There is growing evidence that some psychopathic behavior may be partly genetically caused and heritable.[7][8][9]

Social science research on antitheists

See also: Antitheism and antisocial behavior and Atheism and narcissism

Social science research indicates that anti-theists score the highest among atheists when it comes to personality traits such as narcissism, dogmatism, and anger.[10][11] Furthermore, they scored lowest when it comes to agreeableness and positive relations with others.[12]

Atheism and lower empathy

Young mass murderers and atheism

See also: Young mass murderers

A significant portion of the recent incidents involving young mass murderers have involved atheists.

Irreligion, psychopathy, crime, violence and antisocial behavior

See also: Irreligion, psychopathy, crime, violence and antisocial behavior

Psychopathy is strongly correlated with crime, violence, and antisocial behavior.[1][2]

For information related to irreligion and crime/violence/antisocial behavior, please see the resources below:

See also

External links

Notes
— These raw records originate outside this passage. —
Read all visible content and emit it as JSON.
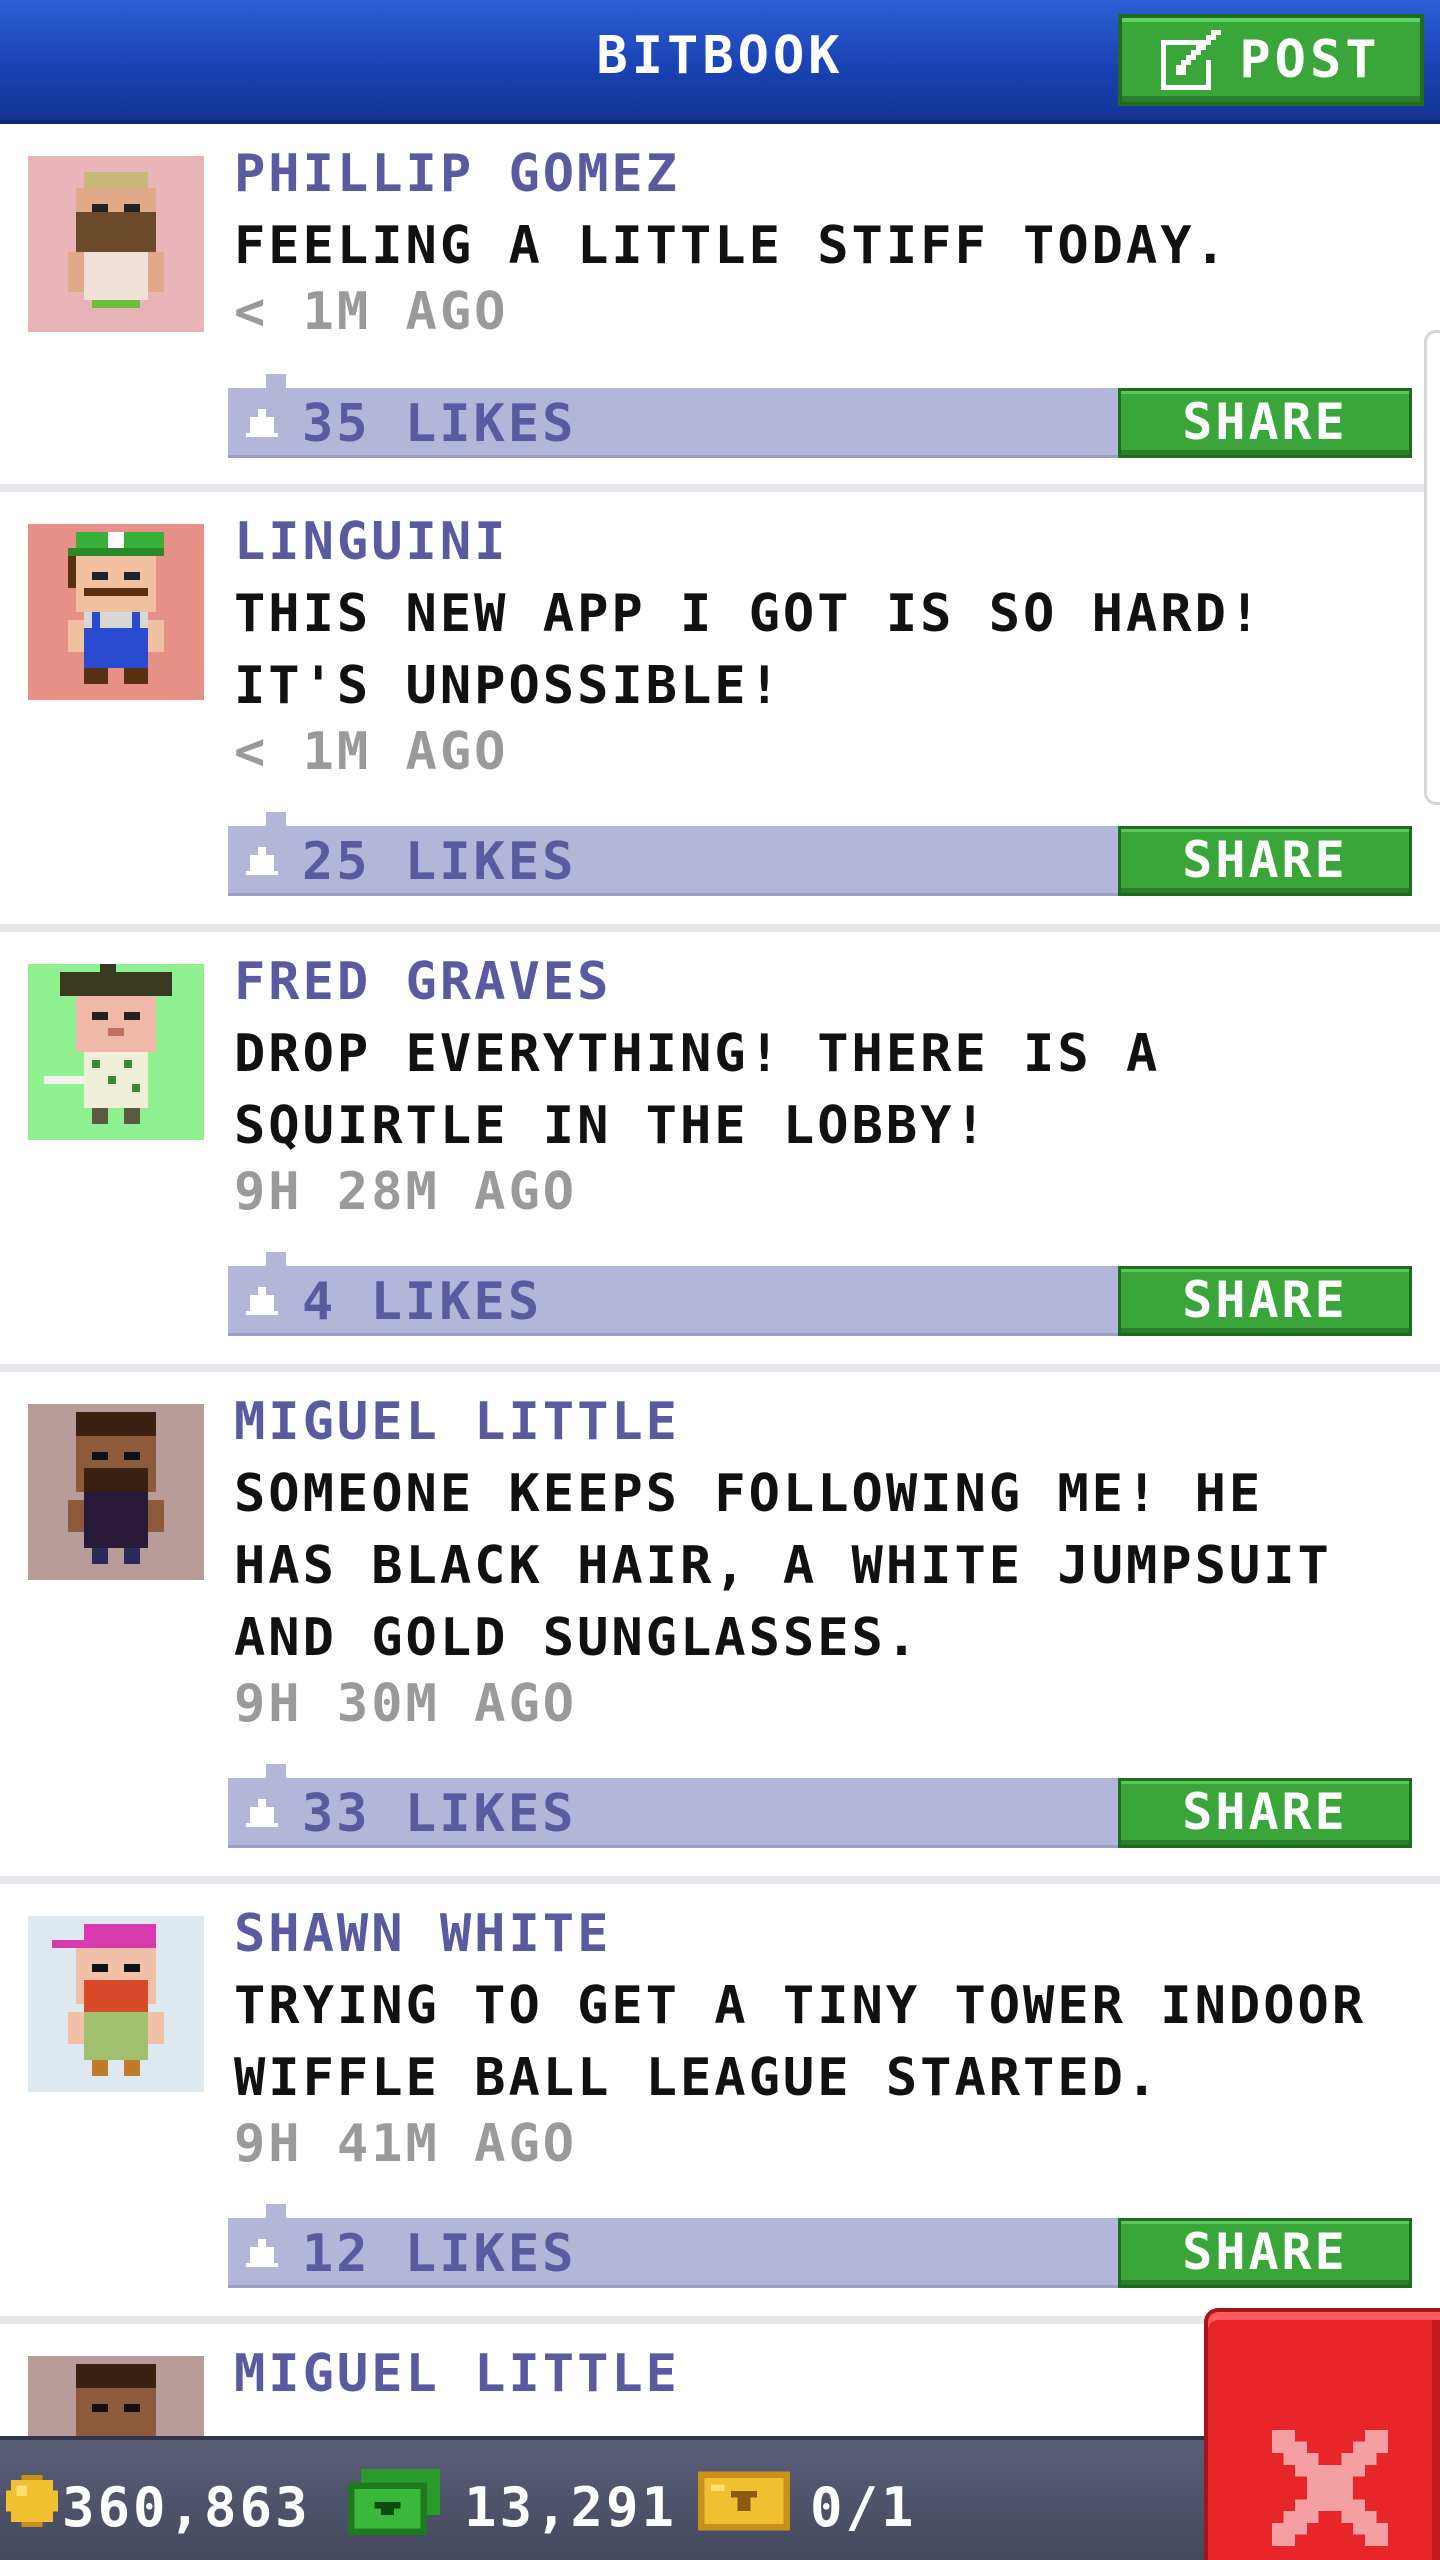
{
  "header": {
    "title": "BITBOOK",
    "post_label": "POST"
  },
  "posts": [
    {
      "author": "PHILLIP GOMEZ",
      "message": "FEELING A LITTLE STIFF TODAY.",
      "time": "< 1M AGO",
      "likes": "35 LIKES",
      "share_label": "SHARE",
      "avatar_bg": "#e8b4b8"
    },
    {
      "author": "LINGUINI",
      "message": "THIS NEW APP I GOT IS SO HARD! IT'S UNPOSSIBLE!",
      "time": "< 1M AGO",
      "likes": "25 LIKES",
      "share_label": "SHARE",
      "avatar_bg": "#e69088"
    },
    {
      "author": "FRED GRAVES",
      "message": "DROP EVERYTHING! THERE IS A SQUIRTLE IN THE LOBBY!",
      "time": "9H 28M AGO",
      "likes": "4 LIKES",
      "share_label": "SHARE",
      "avatar_bg": "#8ef08e"
    },
    {
      "author": "MIGUEL LITTLE",
      "message": "SOMEONE KEEPS FOLLOWING ME! HE HAS BLACK HAIR, A WHITE JUMPSUIT AND GOLD SUNGLASSES.",
      "time": "9H 30M AGO",
      "likes": "33 LIKES",
      "share_label": "SHARE",
      "avatar_bg": "#b89c9a"
    },
    {
      "author": "SHAWN WHITE",
      "message": "TRYING TO GET A TINY TOWER INDOOR WIFFLE BALL LEAGUE STARTED.",
      "time": "9H 41M AGO",
      "likes": "12 LIKES",
      "share_label": "SHARE",
      "avatar_bg": "#dfe8ee"
    },
    {
      "author": "MIGUEL LITTLE",
      "avatar_bg": "#b89c9a"
    }
  ],
  "status": {
    "coins": "360,863",
    "bux": "13,291",
    "vip": "0/1"
  },
  "colors": {
    "header_blue": "#1a43b3",
    "share_green": "#3aa63a",
    "likes_bar": "#b3b6d8",
    "author_purple": "#5a5aa0",
    "close_red": "#e8262a"
  },
  "icons": {
    "post": "edit-icon",
    "like": "thumbs-up-icon",
    "coin": "coin-icon",
    "bux": "bux-icon",
    "vip": "vip-ticket-icon",
    "close": "close-icon"
  }
}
  1. 1.0 1.1 (2005) Handbook of Psychopathy. Guilford Press, 440–3. 
  2. 2.0 2.1 Coid, Jeremy; Yang, Min; Ullrich, Simone; Roberts, Amanda; Moran, Paul; Bebbington, Paul; Brugha, Traolach; Jenkins, Rachel et al. (May 2009). "Psychopathy among prisoners in England and Wales". International Journal of Law and Psychiatry (Elsevier Ltd) 32 (3): 134–41. doi:10.1016/j.ijlp.2009.02.008. PMID 19345418. https://www.researchgate.net/publication/24256789_Psychopathy_among_prisoners_in_England_and_Wales. Retrieved 1 April 2016. 
  3. Robert D. Hare (2011). Without Conscience: The Disturbing World of the Psychopaths Among Us. Guilford Press, 52. ISBN 978-16062-35782. 
  4. Why Do You Believe in God? Relationships between Religious Belief, Analytic Thinking, Mentalizing and Moral Concern by Anthony Ian Jack , Jared Parker Friedman, Richard Eleftherios Boyatzis, Scott Nolan Taylor, Plus One, March 23, 2016
  5. Correlates of psychopathic personality traits in everyday life: results from a large community survey by Scott O. Lilienfeld, Robert D. Latzman, Ashley L. Watts, Sarah F. Smith, and Kevin Dutton, Frontiers of Psychology, 2014
  6. Study: Atheists Have Lowest 'Retention Rate' Compared to Religious Groups
  7. The psycho gene, Embo Reports, 2010
  8. A single gene has been linked with being a psychopath — and it’s very controversial, Business Insider, 2015
  9. Psychopathic personality traits: heritability and genetic overlap with internalizing and externalizing psychopathology, Psychological Medicine, 2006
  10. Science Shows New Atheists to be Mean and Closed-Minded
  11. Why Sam Harris is Unlikely to Change his Mind by JONATHAN HAIDT, February 3, 2014 8:36 pm
  12. Science Shows New Atheists to be Mean and Closed-Minded